The event will feature speakers from the DNR, non-profit advocacy groups and other experts from the university touching on topics ranging from social ideas of water justice to components of civil and environmental engineering. Wilcots said the event is interesting because it touches on topics that greatly impact students and the community through multiple perspectives.
Wilcots encouraged students invested in water research or environmental justice to attend the event, stressing the importance of gaining knowledge from professionals in refining their knowledge and career endeavors.
“This forum is a really neat way just to see how the work they might be doing or the courses they might be taking intersect with a larger discussion about water in Wisconsin and really worldwide,” Wilcots explained. “It’s an opportunity to get a broader perspective on an issue they might be thinking about.”

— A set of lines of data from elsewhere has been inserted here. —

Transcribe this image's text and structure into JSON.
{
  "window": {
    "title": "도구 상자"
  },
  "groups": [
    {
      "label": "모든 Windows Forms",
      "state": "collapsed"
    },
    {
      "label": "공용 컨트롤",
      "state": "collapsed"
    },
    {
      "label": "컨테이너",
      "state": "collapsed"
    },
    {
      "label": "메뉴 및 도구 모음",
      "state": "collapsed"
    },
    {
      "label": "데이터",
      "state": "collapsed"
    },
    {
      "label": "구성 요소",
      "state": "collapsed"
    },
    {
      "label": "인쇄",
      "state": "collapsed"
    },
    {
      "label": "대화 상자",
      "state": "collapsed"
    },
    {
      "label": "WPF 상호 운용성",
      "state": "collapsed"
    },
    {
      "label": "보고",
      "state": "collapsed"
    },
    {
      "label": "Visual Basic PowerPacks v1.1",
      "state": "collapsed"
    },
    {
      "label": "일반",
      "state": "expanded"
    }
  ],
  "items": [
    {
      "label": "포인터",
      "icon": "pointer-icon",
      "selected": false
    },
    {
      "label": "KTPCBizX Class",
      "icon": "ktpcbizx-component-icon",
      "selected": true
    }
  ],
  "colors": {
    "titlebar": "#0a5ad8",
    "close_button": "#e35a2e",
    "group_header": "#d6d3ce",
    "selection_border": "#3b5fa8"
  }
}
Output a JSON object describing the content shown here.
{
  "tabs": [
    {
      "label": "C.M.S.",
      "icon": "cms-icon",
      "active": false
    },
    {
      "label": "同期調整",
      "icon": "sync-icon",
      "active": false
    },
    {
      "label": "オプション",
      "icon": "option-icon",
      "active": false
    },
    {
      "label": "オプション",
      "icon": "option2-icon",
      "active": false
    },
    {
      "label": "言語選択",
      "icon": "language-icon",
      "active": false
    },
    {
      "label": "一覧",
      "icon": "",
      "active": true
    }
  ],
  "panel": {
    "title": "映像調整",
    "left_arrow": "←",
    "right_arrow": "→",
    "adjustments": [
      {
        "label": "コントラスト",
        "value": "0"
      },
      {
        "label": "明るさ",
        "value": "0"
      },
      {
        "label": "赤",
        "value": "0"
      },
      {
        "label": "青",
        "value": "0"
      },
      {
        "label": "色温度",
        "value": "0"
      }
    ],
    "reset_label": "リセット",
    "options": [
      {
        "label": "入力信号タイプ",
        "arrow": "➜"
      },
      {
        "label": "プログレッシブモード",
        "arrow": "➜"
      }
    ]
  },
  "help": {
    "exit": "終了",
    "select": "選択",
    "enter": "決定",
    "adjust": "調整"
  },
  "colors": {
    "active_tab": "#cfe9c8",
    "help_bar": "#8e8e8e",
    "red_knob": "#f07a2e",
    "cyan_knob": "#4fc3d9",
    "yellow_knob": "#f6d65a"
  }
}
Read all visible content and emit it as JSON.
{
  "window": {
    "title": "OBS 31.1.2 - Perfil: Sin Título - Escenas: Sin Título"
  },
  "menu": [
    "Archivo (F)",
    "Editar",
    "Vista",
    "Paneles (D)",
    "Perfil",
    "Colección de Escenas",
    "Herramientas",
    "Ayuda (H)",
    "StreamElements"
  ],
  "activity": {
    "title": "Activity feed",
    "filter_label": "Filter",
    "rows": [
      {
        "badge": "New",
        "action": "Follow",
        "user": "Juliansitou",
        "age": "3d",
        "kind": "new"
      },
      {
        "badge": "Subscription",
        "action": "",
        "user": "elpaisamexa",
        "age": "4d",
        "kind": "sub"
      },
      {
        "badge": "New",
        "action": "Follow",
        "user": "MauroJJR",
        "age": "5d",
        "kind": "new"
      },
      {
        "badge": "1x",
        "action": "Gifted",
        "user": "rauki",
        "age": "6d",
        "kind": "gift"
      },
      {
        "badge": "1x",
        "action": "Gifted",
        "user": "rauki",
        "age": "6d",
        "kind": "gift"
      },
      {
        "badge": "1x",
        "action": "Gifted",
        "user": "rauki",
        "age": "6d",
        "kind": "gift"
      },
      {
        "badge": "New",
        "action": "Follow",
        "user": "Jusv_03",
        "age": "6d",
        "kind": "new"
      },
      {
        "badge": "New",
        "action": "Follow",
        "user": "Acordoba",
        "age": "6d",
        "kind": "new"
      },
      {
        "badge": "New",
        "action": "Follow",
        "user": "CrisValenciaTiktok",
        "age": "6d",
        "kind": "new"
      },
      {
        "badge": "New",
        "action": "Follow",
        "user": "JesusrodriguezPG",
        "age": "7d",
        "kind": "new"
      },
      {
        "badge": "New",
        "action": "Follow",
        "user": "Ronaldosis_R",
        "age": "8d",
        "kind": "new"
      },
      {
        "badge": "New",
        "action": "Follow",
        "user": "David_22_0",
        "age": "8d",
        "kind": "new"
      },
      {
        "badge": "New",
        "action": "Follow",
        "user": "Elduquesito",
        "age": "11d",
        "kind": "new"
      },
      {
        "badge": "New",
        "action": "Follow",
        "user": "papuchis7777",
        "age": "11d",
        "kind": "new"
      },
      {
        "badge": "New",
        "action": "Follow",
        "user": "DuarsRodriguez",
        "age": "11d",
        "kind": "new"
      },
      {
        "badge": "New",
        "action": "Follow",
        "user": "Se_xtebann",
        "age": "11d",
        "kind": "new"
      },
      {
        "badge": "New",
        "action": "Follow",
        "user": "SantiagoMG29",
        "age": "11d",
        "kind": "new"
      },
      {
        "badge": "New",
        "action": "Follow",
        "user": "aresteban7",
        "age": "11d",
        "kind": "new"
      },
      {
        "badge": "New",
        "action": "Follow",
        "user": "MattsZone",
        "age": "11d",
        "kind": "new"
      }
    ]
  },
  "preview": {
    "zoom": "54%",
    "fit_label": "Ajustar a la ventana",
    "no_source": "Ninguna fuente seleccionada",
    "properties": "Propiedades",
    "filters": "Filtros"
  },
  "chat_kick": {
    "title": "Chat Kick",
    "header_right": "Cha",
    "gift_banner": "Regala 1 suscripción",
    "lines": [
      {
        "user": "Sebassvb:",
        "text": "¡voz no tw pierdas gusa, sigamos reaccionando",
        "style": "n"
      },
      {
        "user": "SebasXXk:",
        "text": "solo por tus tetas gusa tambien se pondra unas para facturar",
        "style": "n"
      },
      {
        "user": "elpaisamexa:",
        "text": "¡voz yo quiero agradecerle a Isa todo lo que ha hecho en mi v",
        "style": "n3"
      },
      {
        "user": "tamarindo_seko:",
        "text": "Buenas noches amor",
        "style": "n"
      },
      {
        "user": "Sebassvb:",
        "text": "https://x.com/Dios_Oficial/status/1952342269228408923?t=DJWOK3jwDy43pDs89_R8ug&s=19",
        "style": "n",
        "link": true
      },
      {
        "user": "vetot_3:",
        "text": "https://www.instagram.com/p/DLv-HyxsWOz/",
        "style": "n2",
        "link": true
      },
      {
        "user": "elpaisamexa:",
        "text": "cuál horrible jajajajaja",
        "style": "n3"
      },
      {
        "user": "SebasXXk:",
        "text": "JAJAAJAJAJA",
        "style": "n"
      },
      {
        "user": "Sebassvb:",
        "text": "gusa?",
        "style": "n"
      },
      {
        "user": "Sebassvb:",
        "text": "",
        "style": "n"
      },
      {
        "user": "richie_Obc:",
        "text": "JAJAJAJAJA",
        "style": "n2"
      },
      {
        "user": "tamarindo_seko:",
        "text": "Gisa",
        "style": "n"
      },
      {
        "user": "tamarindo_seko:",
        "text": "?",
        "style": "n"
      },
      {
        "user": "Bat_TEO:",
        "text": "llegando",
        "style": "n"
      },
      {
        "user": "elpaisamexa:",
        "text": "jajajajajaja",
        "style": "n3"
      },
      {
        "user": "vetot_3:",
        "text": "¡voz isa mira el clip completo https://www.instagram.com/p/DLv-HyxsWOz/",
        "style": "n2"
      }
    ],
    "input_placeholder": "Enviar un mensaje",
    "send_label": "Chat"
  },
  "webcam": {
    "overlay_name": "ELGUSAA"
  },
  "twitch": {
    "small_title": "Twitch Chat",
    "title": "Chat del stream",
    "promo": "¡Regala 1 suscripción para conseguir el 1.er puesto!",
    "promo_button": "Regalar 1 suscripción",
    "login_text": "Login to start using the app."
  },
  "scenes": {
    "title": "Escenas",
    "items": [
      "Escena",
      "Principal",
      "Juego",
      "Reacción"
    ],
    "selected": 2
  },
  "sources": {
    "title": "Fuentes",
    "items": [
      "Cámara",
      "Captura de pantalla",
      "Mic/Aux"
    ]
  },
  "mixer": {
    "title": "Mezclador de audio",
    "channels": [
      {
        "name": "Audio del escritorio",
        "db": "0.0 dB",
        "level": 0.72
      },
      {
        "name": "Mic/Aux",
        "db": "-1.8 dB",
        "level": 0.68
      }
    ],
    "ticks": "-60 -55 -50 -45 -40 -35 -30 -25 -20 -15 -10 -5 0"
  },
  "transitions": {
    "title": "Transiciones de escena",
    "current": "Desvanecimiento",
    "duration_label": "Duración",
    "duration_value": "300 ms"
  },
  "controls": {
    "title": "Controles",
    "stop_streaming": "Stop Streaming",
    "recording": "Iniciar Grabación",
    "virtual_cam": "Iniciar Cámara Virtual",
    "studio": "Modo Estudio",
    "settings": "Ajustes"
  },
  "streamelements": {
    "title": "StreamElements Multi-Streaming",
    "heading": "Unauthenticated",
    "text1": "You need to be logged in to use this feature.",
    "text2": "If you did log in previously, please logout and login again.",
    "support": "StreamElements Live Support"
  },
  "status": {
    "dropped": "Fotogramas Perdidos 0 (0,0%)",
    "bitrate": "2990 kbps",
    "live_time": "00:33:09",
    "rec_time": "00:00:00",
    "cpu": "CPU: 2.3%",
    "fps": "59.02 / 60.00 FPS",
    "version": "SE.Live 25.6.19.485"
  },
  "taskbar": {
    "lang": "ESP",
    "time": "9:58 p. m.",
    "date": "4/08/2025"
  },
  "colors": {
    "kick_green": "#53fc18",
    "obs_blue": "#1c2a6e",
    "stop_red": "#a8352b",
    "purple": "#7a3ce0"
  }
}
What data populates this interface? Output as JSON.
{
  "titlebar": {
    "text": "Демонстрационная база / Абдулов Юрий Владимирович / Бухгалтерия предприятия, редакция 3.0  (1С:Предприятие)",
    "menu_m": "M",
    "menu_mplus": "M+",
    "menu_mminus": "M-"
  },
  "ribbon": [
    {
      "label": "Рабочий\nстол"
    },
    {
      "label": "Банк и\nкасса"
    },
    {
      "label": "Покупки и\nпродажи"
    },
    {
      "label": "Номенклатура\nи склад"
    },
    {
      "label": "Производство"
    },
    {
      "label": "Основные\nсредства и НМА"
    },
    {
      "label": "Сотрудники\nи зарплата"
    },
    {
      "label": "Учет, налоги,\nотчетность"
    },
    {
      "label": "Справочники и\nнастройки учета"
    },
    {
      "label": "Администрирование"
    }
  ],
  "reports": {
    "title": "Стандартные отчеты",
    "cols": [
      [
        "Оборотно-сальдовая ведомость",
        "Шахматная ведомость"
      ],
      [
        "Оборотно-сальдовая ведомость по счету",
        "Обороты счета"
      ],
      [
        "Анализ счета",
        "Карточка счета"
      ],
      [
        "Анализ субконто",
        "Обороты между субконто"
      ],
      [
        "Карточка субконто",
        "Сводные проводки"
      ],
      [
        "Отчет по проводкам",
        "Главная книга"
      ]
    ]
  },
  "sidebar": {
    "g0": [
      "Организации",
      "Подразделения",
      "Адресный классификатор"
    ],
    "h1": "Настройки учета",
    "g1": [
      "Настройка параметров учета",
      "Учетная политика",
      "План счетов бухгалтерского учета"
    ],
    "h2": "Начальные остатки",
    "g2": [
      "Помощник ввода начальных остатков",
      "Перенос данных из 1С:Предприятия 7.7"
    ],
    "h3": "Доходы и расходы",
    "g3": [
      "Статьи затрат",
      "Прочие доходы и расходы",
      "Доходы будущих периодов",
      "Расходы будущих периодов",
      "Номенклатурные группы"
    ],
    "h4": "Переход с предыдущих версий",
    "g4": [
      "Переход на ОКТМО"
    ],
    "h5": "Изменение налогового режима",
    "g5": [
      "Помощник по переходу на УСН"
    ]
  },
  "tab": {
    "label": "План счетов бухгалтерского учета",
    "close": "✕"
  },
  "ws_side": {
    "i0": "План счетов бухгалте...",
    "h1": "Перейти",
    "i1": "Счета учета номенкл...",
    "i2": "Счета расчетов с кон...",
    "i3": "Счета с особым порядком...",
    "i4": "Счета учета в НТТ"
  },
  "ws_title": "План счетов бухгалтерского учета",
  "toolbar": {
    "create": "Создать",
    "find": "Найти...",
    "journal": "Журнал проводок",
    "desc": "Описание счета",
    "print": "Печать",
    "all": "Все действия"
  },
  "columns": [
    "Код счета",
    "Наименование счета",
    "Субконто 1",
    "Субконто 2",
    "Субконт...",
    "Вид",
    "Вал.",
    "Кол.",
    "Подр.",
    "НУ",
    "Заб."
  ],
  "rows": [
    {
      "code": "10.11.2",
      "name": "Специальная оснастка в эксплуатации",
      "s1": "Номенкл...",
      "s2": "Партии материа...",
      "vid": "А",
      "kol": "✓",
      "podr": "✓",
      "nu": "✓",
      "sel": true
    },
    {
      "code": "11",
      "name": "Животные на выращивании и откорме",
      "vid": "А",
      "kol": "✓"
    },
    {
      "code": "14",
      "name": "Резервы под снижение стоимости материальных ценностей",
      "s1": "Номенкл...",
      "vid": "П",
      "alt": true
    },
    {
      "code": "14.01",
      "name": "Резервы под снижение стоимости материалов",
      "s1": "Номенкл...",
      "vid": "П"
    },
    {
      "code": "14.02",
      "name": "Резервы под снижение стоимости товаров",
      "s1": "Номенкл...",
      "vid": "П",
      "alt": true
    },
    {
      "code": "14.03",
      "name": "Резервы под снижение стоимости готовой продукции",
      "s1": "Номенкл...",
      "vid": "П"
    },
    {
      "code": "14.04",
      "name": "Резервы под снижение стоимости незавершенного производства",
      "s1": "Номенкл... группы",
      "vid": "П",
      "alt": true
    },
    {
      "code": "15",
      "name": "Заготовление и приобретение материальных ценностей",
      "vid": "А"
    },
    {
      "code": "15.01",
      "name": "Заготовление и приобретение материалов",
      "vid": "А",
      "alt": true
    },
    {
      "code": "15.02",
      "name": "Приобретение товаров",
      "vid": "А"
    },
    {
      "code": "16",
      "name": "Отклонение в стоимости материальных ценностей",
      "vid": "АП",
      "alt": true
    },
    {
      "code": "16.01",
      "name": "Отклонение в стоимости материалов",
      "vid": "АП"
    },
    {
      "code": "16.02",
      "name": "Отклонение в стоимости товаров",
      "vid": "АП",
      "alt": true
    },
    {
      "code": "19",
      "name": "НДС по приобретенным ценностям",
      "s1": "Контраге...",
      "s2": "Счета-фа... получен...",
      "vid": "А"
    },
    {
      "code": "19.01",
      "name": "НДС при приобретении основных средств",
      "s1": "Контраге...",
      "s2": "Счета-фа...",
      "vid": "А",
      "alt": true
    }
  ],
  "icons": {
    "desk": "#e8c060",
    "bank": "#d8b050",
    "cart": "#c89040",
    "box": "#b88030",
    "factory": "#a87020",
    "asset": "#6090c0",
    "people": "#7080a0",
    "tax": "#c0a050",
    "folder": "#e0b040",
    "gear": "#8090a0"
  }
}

Wilcots said the festival is a great way for students to utilize the resources and museums available to them on campus.
While Wilcots and Heisler both emphasized the importance of connecting the community to science, they both agreed the main reason to show up is to just have fun.
“We want to engage people, just for them to enjoy themselves and indulge their curiosity and their creativity,” Heisler said. “It is a fun way of exploring and interacting with the world.”
Heisler also said students should consider volunteering for the festival. There are volunteering opportunities available in all capacities of the festival. All volunteers get a free meal and t-shirt.
More details on events and volunteering can be on the Wisconsin Science Festival website.